Bureau of Labor Statistics, (2013c), Fatal occupational injuries, total hours worked, and rates of fatal occupational injuries by selected worker characteristics, occupations, and industries, civilian workers, 2011, http://www.bls.gov/iif/oshwc/cfoi/cfoi_rates_2011hb.pdf

Bureau of Labor Statistics, (2014a), fatal occupational injuries by event or exposure, All U.S., 2012, (Table A-1), http://www.bls.gov/iif/oshwc/cfoi/cftb0268.pdf

Bureau of Labor Statistics (2014b), Fatal occupational injuries by primary and secondary sources of injury for all fatal injuries and by major private industry, All U.S., 2012, (Table A- 4. http://www.bls.gov/iif/oshwc/cfoi/cftb0271.pdf

Bureau of Labor Statistics (2014c), Fatal occupational injuries, total hours worked, and rates of fatal occupational injuries by selected worker characteristics, occupations, and industries, civilian workers, 2012. http://www.bls.gov/iif/oshwc/cfoi/cfoi_rates_2012hb.pdf

Fullen, M. and Takacs, B. (2004). Use of an Audit Tool for Fall Hazard Reduction on Construction Sites. Proceedings of the American Industrial Hygiene Conference and Exposition: Promoting Occupational and Environmental Health and Safety Excellence. Atlanta, GA, May 8-13, 2004. CR320. Abstract retrieved from https://www.aiha.org/aihce04/handouts.htm

NIOSH eNews (2015), r2p Corner: NIOSH-developed Roof Bracket and Safety Rail System Now Commercially Available, Feb, pg.9. http://www.cdc.gov/miosh/enews/enewsV12N10.html

OSHA Safety and Health Regulations for Construction (2014), 29 CFR 1926, Subpart M, Fall Protection. https://www.osha.gov/pls/oshaweb/owadisp.show_
document?p_table=STANDARDS&p_id=10922

OSHA On-line Presentation (2012), Workers’ Compensation Costs of Falls in Construction, http://www.osha.gov/doc/topics/residentialprotection/2012_fall_costs/index.html

OSHA On-line Information, (no date), Residential Construction Questions and Answers, https://www.osha.gov/doc/residential-construction/residential-construction-qa.html accessed on January 24, 2015.

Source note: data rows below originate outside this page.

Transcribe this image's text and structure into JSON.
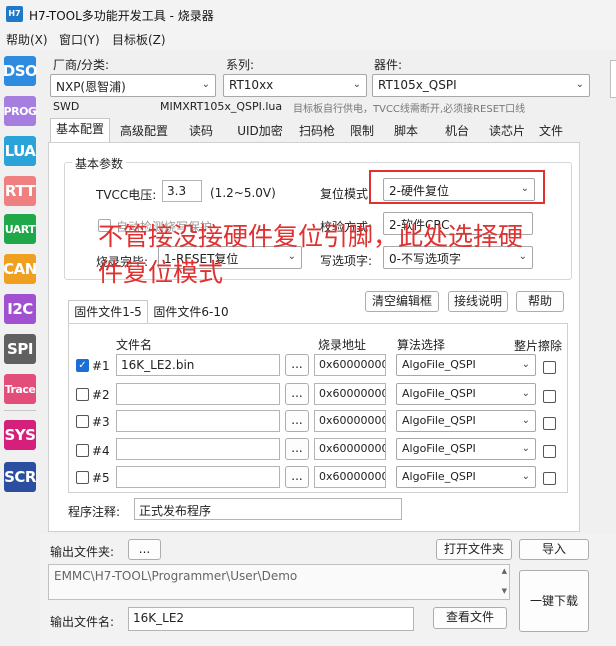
{
  "window": {
    "app_icon": "H7",
    "title": "H7-TOOL多功能开发工具 - 烧录器"
  },
  "menu": [
    "帮助(X)",
    "窗口(Y)",
    "目标板(Z)"
  ],
  "sidebar": [
    "DSO",
    "PROG",
    "LUA",
    "RTT",
    "UART",
    "CAN",
    "I2C",
    "SPI",
    "Trace",
    "SYS",
    "SCR"
  ],
  "device": {
    "vendor_label": "厂商/分类:",
    "vendor_value": "NXP(恩智浦)",
    "series_label": "系列:",
    "series_value": "RT10xx",
    "device_label": "器件:",
    "device_value": "RT105x_QSPI",
    "interface": "SWD",
    "lua_file": "MIMXRT105x_QSPI.lua",
    "hint": "目标板自行供电，TVCC线需断开,必须接RESET口线"
  },
  "tabs": [
    "基本配置",
    "高级配置",
    "读码",
    "UID加密",
    "扫码枪",
    "限制",
    "脚本",
    "机台",
    "读芯片",
    "文件"
  ],
  "basic": {
    "group_title": "基本参数",
    "tvcc_label": "TVCC电压:",
    "tvcc_value": "3.3",
    "tvcc_range": "(1.2~5.0V)",
    "reset_label": "复位模式:",
    "reset_value": "2-硬件复位",
    "autodetect_label": "自动检测烧写保护",
    "verify_label": "校验方式:",
    "verify_value": "2-软件CRC",
    "finish_label": "烧录完毕:",
    "finish_value": "1-RESET复位",
    "write_opt_label": "写选项字:",
    "write_opt_value": "0-不写选项字"
  },
  "annotation": {
    "line1": "不管接没接硬件复位引脚，此处选择硬",
    "line2": "件复位模式"
  },
  "buttons": {
    "clear_editor": "清空编辑框",
    "wiring": "接线说明",
    "help": "帮助"
  },
  "file_tabs": [
    "固件文件1-5",
    "固件文件6-10"
  ],
  "file_table": {
    "col_filename": "文件名",
    "col_address": "烧录地址",
    "col_algo": "算法选择",
    "col_erase": "整片擦除",
    "browse": "...",
    "rows": [
      {
        "label": "#1",
        "checked": true,
        "filename": "16K_LE2.bin",
        "address": "0x60000000",
        "algo": "AlgoFile_QSPI"
      },
      {
        "label": "#2",
        "checked": false,
        "filename": "",
        "address": "0x60000000",
        "algo": "AlgoFile_QSPI"
      },
      {
        "label": "#3",
        "checked": false,
        "filename": "",
        "address": "0x60000000",
        "algo": "AlgoFile_QSPI"
      },
      {
        "label": "#4",
        "checked": false,
        "filename": "",
        "address": "0x60000000",
        "algo": "AlgoFile_QSPI"
      },
      {
        "label": "#5",
        "checked": false,
        "filename": "",
        "address": "0x60000000",
        "algo": "AlgoFile_QSPI"
      }
    ]
  },
  "program_note": {
    "label": "程序注释:",
    "value": "正式发布程序"
  },
  "output": {
    "folder_label": "输出文件夹:",
    "browse": "...",
    "open_folder": "打开文件夹",
    "import": "导入",
    "path": "EMMC\\H7-TOOL\\Programmer\\User\\Demo",
    "name_label": "输出文件名:",
    "name_value": "16K_LE2",
    "view_file": "查看文件",
    "download": "一键下载"
  },
  "colors": {
    "DSO": "#2d8be0",
    "PROG": "#a57ee0",
    "LUA": "#2aa3d8",
    "RTT": "#f07f7f",
    "UART": "#1fa84a",
    "CAN": "#f0a020",
    "I2C": "#a050d0",
    "SPI": "#606060",
    "Trace": "#e24d7a",
    "SYS": "#d4207a",
    "SCR": "#2b4ea0",
    "annotation": "#e03030"
  }
}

Reese Wholesale website (2014) for information on The Protector Guardrail System: http://www.reesewholesale.com/safety/protector-guardrails.html or contact Susan Ragan, Director of Sales and Marketing, at 765-776-2058.


Thomas G. Bobick, Ph.D., P.E., CSP, CPE
Research Safety Engineer
NIOSH, Division of Safety Research
Morgantown, WV

Brandon C. Takacs, M.S., CSHM
Assistant Professor
West Virginia University Safety and Health Extension
Morgantown, WV

E. A. McKenzie, Jr., Ph.D., P.E.
Research Safety Engineer
NIOSH, Division of Safety Research

Mark D. Fullen, Ed.D, CSP
Associate Professor
West Virginia University Safety and Health Extension

Douglas M. Cantis
Engineering Technician
NIOSH, Division of Safety Research

Disclaimer
The findings and conclusions in this report are those of the authors and do not represent the views of NIOSH or West Virginia University. The mention of company names and products does not imply endorsement by NIOSH or WVU.